Demystifying Agile: a guide to working successfully with your Salesforce consultant

Did your Salesforce consultant tell you they are using the Agile Methodology and you’re not quite sure what that means? Did your Salesforce consultant not mention Agile at all? Either way, we’ll help you understand what Agile means for you and why we think it’s the best way for you to get the most out of your Salesforce consulting project.

The DaizyLogik Agile Process : The team takes user stories into a cycle of the product backlog cleared with recurring sprints. Each cycle results in a working system.

The Agile manifesto is simple:

  • Individuals and interactions over processes and tools
  • Working software over comprehensive documentation
  • Customer collaboration over contract negotiation
  • Responding to change over following a plan

In a nutshell, the Agile approach is about getting you what you need to do your job as efficiently as possible. Agile recognizes that you probably don’t know every detail of what you need up front and builds in the flexibility to adapt to changes as they emerge. What organization would not want a system that works and is responsive to the changing business needs?

Our goal is to help you understand how your organization can harness the benefits of Agile as you embark on your next Salesforce project. We’ll give you an overview of the process and define some basic terms while highlighting how Agile helps you, the client, get the most out of your project. We encourage you to respond with questions. We’re here to help!

So why should you want to hear your Salesforce consultants talking “Agile”? Simply put, it puts you in control. You decide what’s most important to you; you get to make changes when you need to; and, most important, the project becomes a truly collaborative process where you and your consultants work as partners toward the same goal.

 

An Overview of the Process

Team

Icon: TeamThe Team is the foundation of any project. It, of course, includes you and your consulting partners, but we also encourage you to think of your team as including (maybe by proxy) any other direct or indirect users of Salesforce. People like your fundraising and/or program management teams, your executive team, your donors or program beneficiaries, even other systems (e.g. email marketing, financial, website) that might interact with Salesforce. You may serve as proxy for some members of your team (especially those external to your organization), but by thinking broadly, you make sure everyone’s needs are considered.

User Stories

Icon: User StoriesThe Agile method is driven by User Stories, brief statements each of which articulates a specific goal and identifies who the goal serves and what it accomplishes. Here are a few examples: 

Backlog

Icon: BacklogAs you write them, you’ll add User Stories to the Product Backlog. The Product Backlog is the list of all the ideas you might want to tackle during the project. You probably won’t get to all of them – some of them you’ll decide aren’t such good ideas after all, others might be nice to have, but you’ll ultimately decide they aren’t worth the cost or don’t fit in your current budget. Agile gives you the flexibility to decide what’s most important to you.
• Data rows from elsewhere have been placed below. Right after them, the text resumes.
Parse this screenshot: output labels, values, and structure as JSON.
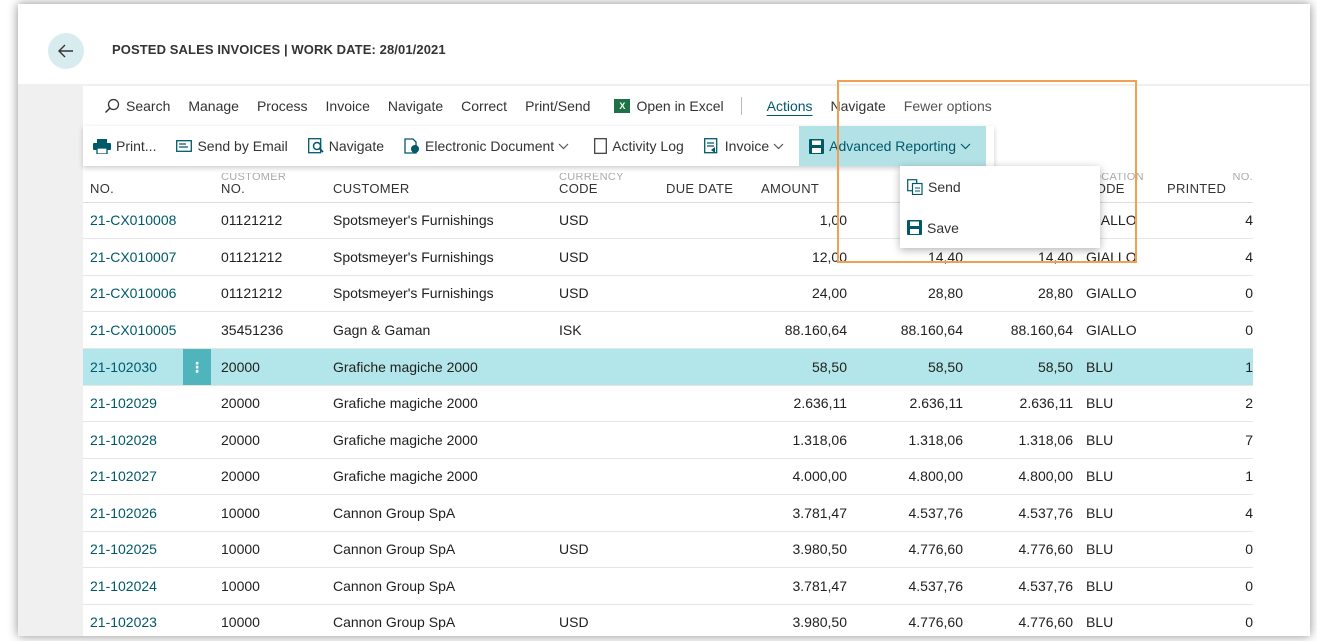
{
  "page": {
    "title": "POSTED SALES INVOICES | WORK DATE: 28/01/2021"
  },
  "commandbar": {
    "search": "Search",
    "items": [
      "Manage",
      "Process",
      "Invoice",
      "Navigate",
      "Correct",
      "Print/Send"
    ],
    "excel": "Open in Excel",
    "actions": "Actions",
    "navigate": "Navigate",
    "fewer": "Fewer options"
  },
  "actionbar": {
    "print": "Print...",
    "send_email": "Send by Email",
    "navigate": "Navigate",
    "electronic_document": "Electronic Document",
    "activity_log": "Activity Log",
    "invoice": "Invoice",
    "advanced_reporting": "Advanced Reporting"
  },
  "dropdown": {
    "send": "Send",
    "save": "Save"
  },
  "table": {
    "headers": {
      "no": "NO.",
      "customer_no_top": "CUSTOMER",
      "customer_no": "NO.",
      "customer": "CUSTOMER",
      "currency_top": "CURRENCY",
      "currency": "CODE",
      "due_date": "DUE DATE",
      "amount": "AMOUNT",
      "location_top": "LOCATION",
      "location": "CODE",
      "printed_top": "NO.",
      "printed": "PRINTED"
    },
    "rows": [
      {
        "no": "21-CX010008",
        "cno": "01121212",
        "customer": "Spotsmeyer's Furnishings",
        "currency": "USD",
        "due": "",
        "amount": "1,00",
        "amt2": "",
        "amt3": "",
        "loc": "GIALLO",
        "printed": "4"
      },
      {
        "no": "21-CX010007",
        "cno": "01121212",
        "customer": "Spotsmeyer's Furnishings",
        "currency": "USD",
        "due": "",
        "amount": "12,00",
        "amt2": "14,40",
        "amt3": "14,40",
        "loc": "GIALLO",
        "printed": "4"
      },
      {
        "no": "21-CX010006",
        "cno": "01121212",
        "customer": "Spotsmeyer's Furnishings",
        "currency": "USD",
        "due": "",
        "amount": "24,00",
        "amt2": "28,80",
        "amt3": "28,80",
        "loc": "GIALLO",
        "printed": "0"
      },
      {
        "no": "21-CX010005",
        "cno": "35451236",
        "customer": "Gagn & Gaman",
        "currency": "ISK",
        "due": "",
        "amount": "88.160,64",
        "amt2": "88.160,64",
        "amt3": "88.160,64",
        "loc": "GIALLO",
        "printed": "0"
      },
      {
        "no": "21-102030",
        "cno": "20000",
        "customer": "Grafiche magiche 2000",
        "currency": "",
        "due": "",
        "amount": "58,50",
        "amt2": "58,50",
        "amt3": "58,50",
        "loc": "BLU",
        "printed": "1"
      },
      {
        "no": "21-102029",
        "cno": "20000",
        "customer": "Grafiche magiche 2000",
        "currency": "",
        "due": "",
        "amount": "2.636,11",
        "amt2": "2.636,11",
        "amt3": "2.636,11",
        "loc": "BLU",
        "printed": "2"
      },
      {
        "no": "21-102028",
        "cno": "20000",
        "customer": "Grafiche magiche 2000",
        "currency": "",
        "due": "",
        "amount": "1.318,06",
        "amt2": "1.318,06",
        "amt3": "1.318,06",
        "loc": "BLU",
        "printed": "7"
      },
      {
        "no": "21-102027",
        "cno": "20000",
        "customer": "Grafiche magiche 2000",
        "currency": "",
        "due": "",
        "amount": "4.000,00",
        "amt2": "4.800,00",
        "amt3": "4.800,00",
        "loc": "BLU",
        "printed": "1"
      },
      {
        "no": "21-102026",
        "cno": "10000",
        "customer": "Cannon Group SpA",
        "currency": "",
        "due": "",
        "amount": "3.781,47",
        "amt2": "4.537,76",
        "amt3": "4.537,76",
        "loc": "BLU",
        "printed": "4"
      },
      {
        "no": "21-102025",
        "cno": "10000",
        "customer": "Cannon Group SpA",
        "currency": "USD",
        "due": "",
        "amount": "3.980,50",
        "amt2": "4.776,60",
        "amt3": "4.776,60",
        "loc": "BLU",
        "printed": "0"
      },
      {
        "no": "21-102024",
        "cno": "10000",
        "customer": "Cannon Group SpA",
        "currency": "",
        "due": "",
        "amount": "3.781,47",
        "amt2": "4.537,76",
        "amt3": "4.537,76",
        "loc": "BLU",
        "printed": "0"
      },
      {
        "no": "21-102023",
        "cno": "10000",
        "customer": "Cannon Group SpA",
        "currency": "USD",
        "due": "",
        "amount": "3.980,50",
        "amt2": "4.776,60",
        "amt3": "4.776,60",
        "loc": "BLU",
        "printed": "0"
      }
    ],
    "selected_row_menu": "⋮"
  },
  "colors": {
    "accent": "#00596b",
    "selected_row": "#b3e6ea",
    "highlight_button": "#b3e2e6",
    "annotation_box": "#f0a050"
  },
  "icons": [
    "back-arrow-icon",
    "search-icon",
    "excel-icon",
    "printer-icon",
    "email-icon",
    "navigate-icon",
    "electronic-document-icon",
    "activity-log-icon",
    "invoice-icon",
    "save-disk-icon",
    "chevron-down-icon",
    "send-icon",
    "row-menu-icon"
  ]
}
Sprint

Icon: SprintThat all sounds nice, you might be thinking, but when do we get to the part where we actually get stuff done? That’s where the Sprint comes in. A Sprint is a short development cycle – it might be as short as a week or two on a very small project and even on the largest, most complex project, probably won’t be longer than a couple of months. A small project may have as little as just one Sprint, although most projects will have at least a few and bigger projects could have lots. 

Working System

Icon: Working SystemWhich brings us to the final key element of the Agile approach: the Working Product. Unless you are starting from scratch with no system (in which case it will take a Sprint before you have something going), one of the most important advantages of the Agile method is that you always have a working system and that at the end of each Sprint, the newly completed User Stories are added to the Working Product. Unlike more traditional development approaches, with Agile you don’t have to wait until the end of the project to start reaping the benefits. Do you really need that large donation list from our example above? Add it to the next Sprint and you’ll have it ready to go very soon – you don’t have to wait until everything else is done, or even until the change it appears to depend on is done.